** Opening Entries supplied block **

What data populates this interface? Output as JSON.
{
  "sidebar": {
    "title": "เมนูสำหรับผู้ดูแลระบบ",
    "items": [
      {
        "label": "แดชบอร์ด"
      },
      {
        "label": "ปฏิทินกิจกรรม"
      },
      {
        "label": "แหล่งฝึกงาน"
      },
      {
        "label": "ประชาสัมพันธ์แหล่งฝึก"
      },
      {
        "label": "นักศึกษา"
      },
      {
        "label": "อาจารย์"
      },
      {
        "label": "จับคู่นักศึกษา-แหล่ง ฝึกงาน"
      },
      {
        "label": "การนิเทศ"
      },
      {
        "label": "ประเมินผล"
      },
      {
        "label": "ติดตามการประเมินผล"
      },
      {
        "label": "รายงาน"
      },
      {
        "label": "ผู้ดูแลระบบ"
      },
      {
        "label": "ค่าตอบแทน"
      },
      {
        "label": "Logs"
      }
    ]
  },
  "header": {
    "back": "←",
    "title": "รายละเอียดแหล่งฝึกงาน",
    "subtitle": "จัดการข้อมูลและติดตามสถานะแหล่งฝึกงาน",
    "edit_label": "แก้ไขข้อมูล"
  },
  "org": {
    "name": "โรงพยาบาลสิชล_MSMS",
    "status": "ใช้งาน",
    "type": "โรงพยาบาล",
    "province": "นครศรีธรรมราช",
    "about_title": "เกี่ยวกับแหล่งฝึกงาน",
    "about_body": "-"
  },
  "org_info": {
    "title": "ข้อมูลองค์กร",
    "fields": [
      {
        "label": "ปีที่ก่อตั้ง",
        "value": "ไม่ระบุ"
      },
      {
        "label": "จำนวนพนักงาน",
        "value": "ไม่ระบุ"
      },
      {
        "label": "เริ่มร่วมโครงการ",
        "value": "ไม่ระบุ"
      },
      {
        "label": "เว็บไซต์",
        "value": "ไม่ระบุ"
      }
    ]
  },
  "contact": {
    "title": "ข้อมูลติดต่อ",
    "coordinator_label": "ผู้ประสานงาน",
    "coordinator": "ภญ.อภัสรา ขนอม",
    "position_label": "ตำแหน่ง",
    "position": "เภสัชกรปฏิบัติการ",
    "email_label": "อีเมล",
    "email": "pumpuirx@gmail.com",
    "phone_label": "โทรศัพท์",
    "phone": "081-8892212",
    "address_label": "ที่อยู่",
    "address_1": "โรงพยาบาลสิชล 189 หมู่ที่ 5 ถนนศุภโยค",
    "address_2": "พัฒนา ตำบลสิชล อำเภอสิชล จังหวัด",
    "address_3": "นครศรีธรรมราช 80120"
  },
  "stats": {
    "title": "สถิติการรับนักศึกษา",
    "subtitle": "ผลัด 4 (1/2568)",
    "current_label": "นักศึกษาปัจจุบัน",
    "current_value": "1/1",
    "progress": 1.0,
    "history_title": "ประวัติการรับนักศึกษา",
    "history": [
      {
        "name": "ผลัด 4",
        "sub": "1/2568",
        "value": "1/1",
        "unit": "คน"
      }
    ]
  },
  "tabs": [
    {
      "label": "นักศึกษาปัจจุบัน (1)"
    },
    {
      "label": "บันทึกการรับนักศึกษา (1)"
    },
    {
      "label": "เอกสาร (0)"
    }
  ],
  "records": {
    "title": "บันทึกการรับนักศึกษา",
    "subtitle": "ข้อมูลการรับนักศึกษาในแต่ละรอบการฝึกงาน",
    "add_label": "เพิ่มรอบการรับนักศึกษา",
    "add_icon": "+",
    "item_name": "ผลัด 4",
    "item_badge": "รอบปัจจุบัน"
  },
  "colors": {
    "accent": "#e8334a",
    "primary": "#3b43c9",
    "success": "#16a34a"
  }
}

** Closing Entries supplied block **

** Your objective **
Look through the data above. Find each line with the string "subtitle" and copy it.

** Result for this exercise **
    "subtitle": "จัดการข้อมูลและติดตามสถานะแหล่งฝึกงาน",
    "subtitle": "ผลัด 4 (1/2568)",
    "subtitle": "ข้อมูลการรับนักศึกษาในแต่ละรอบการฝึกงาน",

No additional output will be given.